2) If you are doing a big project like landscaping youself – ask your landscape centers for a contractors discount. They should give you 10-20 percent. Also, our local garden center has a “friends of” program that saves you 10 percent. It adds up.
3) Rocks are heavy. Really heavy. Heavier than you think they are. LD was certain we would just have them drop off the boulders and we would just “roll” them into place. Well they don’t exactly “roll” and solutions that seem easy (rent a bobcat!) really aren’t (oh – we would have to take down our fence and we would destroy our newly planted grass). Oh – and do rocks before anything – even a if its a comepletly separate area of the yard as you don’t know if you might need access to that area where you just planted some tender young grass.
4) Plant grass in May (or even better, September) – it’s a pain to wake up at 6 to water your lawn.
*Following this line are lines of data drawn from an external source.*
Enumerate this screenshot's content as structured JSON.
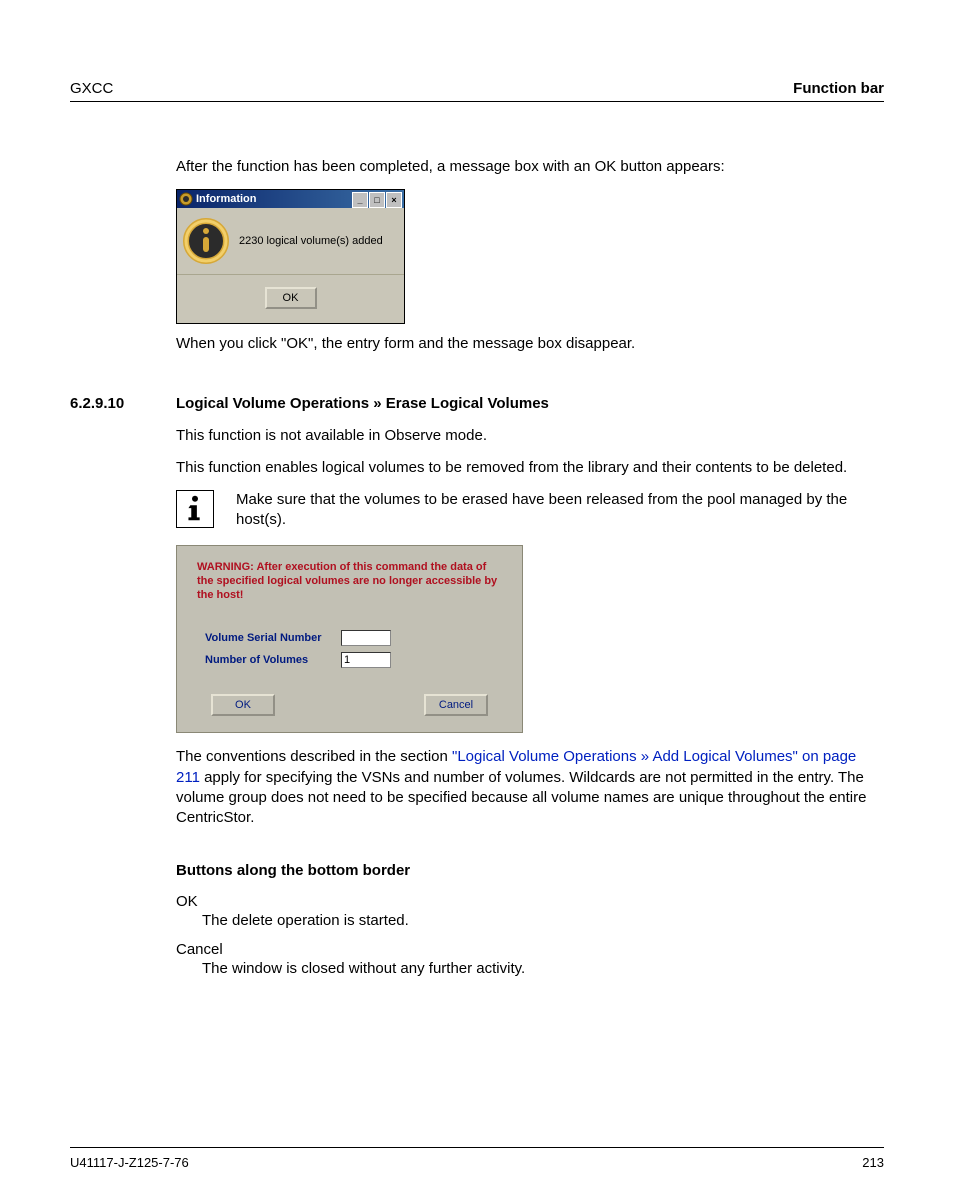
{
  "header": {
    "left": "GXCC",
    "right": "Function bar"
  },
  "intro": "After the function has been completed, a message box with an OK button appears:",
  "info_window": {
    "title": "Information",
    "message": "2230 logical volume(s) added",
    "ok": "OK"
  },
  "after_ok": "When you click \"OK\", the entry form and the message box disappear.",
  "section": {
    "number": "6.2.9.10",
    "title": "Logical Volume Operations » Erase Logical Volumes"
  },
  "body": {
    "p1": "This function is not available in Observe mode.",
    "p2": "This function enables logical volumes to be removed from the library and their contents to be deleted.",
    "note": "Make sure that the volumes to be erased have been released from the pool managed by the host(s).",
    "conventions_pre": "The conventions described in the section ",
    "conventions_link": "\"Logical Volume Operations » Add Logical Volumes\" on page 211",
    "conventions_post": " apply for specifying the VSNs and number of volumes. Wildcards are not permitted in the entry. The volume group does not need to be specified because all volume names are unique throughout the entire CentricStor."
  },
  "erase_form": {
    "warning": "WARNING: After execution of this command the data of the specified logical volumes are no longer accessible by the host!",
    "labels": {
      "vsn": "Volume Serial Number",
      "num": "Number of Volumes"
    },
    "values": {
      "vsn": "",
      "num": "1"
    },
    "ok": "OK",
    "cancel": "Cancel"
  },
  "buttons_section": {
    "title": "Buttons along the bottom border",
    "ok_term": "OK",
    "ok_desc": "The delete operation is started.",
    "cancel_term": "Cancel",
    "cancel_desc": "The window is closed without any further activity."
  },
  "footer": {
    "doc_id": "U41117-J-Z125-7-76",
    "page": "213"
  }
}
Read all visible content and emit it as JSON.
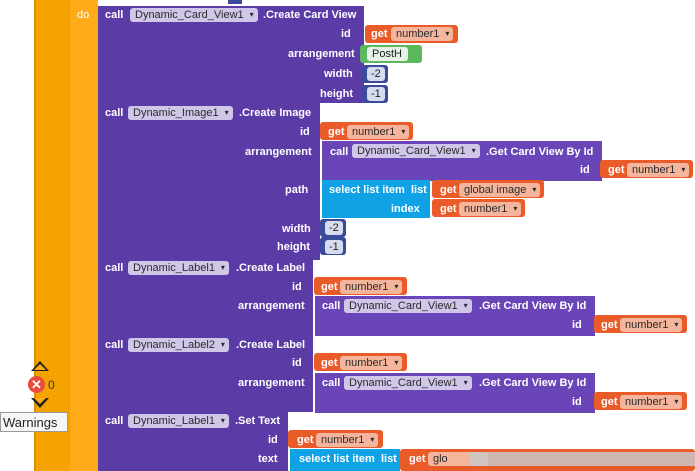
{
  "blocks": {
    "do_label": "do",
    "call_label": "call",
    "get_label": "get",
    "id_label": "id",
    "arrangement_label": "arrangement",
    "width_label": "width",
    "height_label": "height",
    "path_label": "path",
    "index_label": "index",
    "text_label": "text",
    "select_list_item": "select list item",
    "list_label": "list",
    "card_view_component": "Dynamic_Card_View1",
    "create_card_view": ".Create Card View",
    "get_card_view_by_id": ".Get Card View By Id",
    "image_component": "Dynamic_Image1",
    "create_image": ".Create Image",
    "label1_component": "Dynamic_Label1",
    "label2_component": "Dynamic_Label2",
    "create_label": ".Create Label",
    "set_text": ".Set Text",
    "var_number1": "number1",
    "var_global_image": "global image",
    "var_glo_partial": "glo",
    "arrangement_value": "PostH",
    "num_neg2": "-2",
    "num_neg1": "-1"
  },
  "warnings": {
    "error_count": "0",
    "toggle_label": "Warnings"
  },
  "colors": {
    "event_orange": "#ffab19",
    "component_purple": "#5b3ba6",
    "get_red": "#ea5b2a",
    "list_blue": "#0fa3e6",
    "math_navy": "#3c4a9b",
    "text_green": "#5cb85c"
  }
}
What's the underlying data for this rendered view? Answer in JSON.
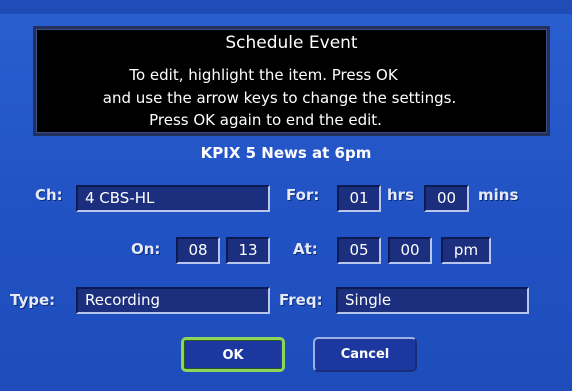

5) It’s really hard to make your yard level – and even harder to know how to make a grade (slope) away from your house. I still haven’t figured this part out – short of hiring someone. If anyone out there knows – please tell me.
I’m fascinated by the idea that rooms can be read, almost like a story. In this little collection I am seeing some similarities in the way the inhabitants (real or imagined) mix and combine objects. It feels to me like each object has some kind of totemic power. And the way they all mix together, it’s like they conjure a whole other environment or world that comes down to live in the space. (Also – the theme I’m getting from these is “hobo-genius.”) What do you think? What stories are you getting and how do you play with objects in your rooms? Do your objects remind you of other places? Other lands? How much of your space is real and how much is daydreamed?
After ‘Invisible Man’ by Ralph Ellison; This large-scale staged-photograph is by Jeff Wall. His work has inspired me since I first saw this image at Whitney Biennial in 1996.
The man who flew into space from his apartment; another installation by Ilya Kabakov (yes, a favorite). I believe he first created this installation in his own apartment in 1968 – in his words, “I built the installation The Man Who Flew into Space in the corner, I glued Soviet posters from inside of it and I would take it down after each showing for fear that they would drop in, understand, and that would be ‘the end of everything.’ “. The installation is a false document, and a subtle (and risky) commentary on soviet policy that conjures up a dreamer who wants to fly into outer space on his own.
The above two photos show the real life studio of Portland artist Evan B. Harris (via My love for you is a stampede of horses). You can easily see that the world he creates in his illustrations has also descended upon his attic retreat.
keep looking »
And finally, the work by an artist near and dear to my heart, David Hilliard. I think this is one of the first of the multi-paneled photographs that he did and if I remember the story right, he showed it to his Professor at Yale who commented on what a great job he did ‘staging’ this scene. (I think the professor was Gregory Crewdson known for his staged work – and also for being the guy who influenced the art direction of Six Feet Under). But it wasn’t staged at all, just a candid shot of part of Hilliard’s family hanging out in his room. If you are not already familiar with Hilliard’s lush photographs, I would recommend checking them out. He is a master at using space to reveal the poignant details of his subjects inner lives.